◆ **EXERCISE REQUIREMENTS**
Look through the records and copy each line that has "this" in it.

◆ **MATERIAL SHOWN**
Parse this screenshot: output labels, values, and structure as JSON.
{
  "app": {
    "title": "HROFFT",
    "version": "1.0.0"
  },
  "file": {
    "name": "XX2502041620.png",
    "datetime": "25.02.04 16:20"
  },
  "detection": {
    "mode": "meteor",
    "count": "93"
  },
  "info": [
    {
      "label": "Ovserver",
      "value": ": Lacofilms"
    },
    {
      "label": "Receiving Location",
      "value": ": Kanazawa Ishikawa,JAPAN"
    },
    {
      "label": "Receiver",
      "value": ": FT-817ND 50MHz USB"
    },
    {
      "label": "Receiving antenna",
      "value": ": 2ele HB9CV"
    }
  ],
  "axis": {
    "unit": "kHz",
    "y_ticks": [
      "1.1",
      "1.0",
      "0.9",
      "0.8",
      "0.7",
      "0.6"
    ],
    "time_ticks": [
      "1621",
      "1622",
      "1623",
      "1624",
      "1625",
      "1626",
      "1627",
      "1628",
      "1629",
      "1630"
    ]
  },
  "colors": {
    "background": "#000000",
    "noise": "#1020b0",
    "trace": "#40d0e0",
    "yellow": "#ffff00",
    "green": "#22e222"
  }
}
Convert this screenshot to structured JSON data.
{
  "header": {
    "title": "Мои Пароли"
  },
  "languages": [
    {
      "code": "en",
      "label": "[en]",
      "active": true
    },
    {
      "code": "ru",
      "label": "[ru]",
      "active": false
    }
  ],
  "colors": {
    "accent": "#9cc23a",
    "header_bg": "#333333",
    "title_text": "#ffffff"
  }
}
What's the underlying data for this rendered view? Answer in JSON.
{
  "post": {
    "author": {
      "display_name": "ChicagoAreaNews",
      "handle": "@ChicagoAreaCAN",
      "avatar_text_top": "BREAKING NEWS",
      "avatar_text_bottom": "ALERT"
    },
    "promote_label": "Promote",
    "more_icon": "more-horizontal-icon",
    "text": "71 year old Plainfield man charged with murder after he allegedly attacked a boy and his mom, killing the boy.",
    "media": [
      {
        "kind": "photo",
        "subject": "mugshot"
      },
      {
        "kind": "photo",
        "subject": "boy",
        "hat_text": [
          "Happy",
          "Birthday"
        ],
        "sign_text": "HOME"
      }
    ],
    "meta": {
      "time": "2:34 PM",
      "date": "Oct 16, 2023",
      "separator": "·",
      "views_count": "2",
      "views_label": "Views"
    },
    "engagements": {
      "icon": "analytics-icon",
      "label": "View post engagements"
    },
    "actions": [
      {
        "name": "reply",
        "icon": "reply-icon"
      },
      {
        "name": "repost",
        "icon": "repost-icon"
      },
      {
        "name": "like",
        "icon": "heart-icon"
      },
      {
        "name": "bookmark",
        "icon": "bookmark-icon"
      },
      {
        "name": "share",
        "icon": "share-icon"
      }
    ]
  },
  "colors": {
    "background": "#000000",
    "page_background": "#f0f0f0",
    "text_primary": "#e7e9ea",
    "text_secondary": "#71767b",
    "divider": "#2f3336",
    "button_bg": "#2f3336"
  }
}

◆ **RESPONSE**
Parse this screenshot: output labels, values, and structure as JSON.
Convert this screenshot to structured JSON data.
What's the underlying data for this rendered view? Answer in JSON.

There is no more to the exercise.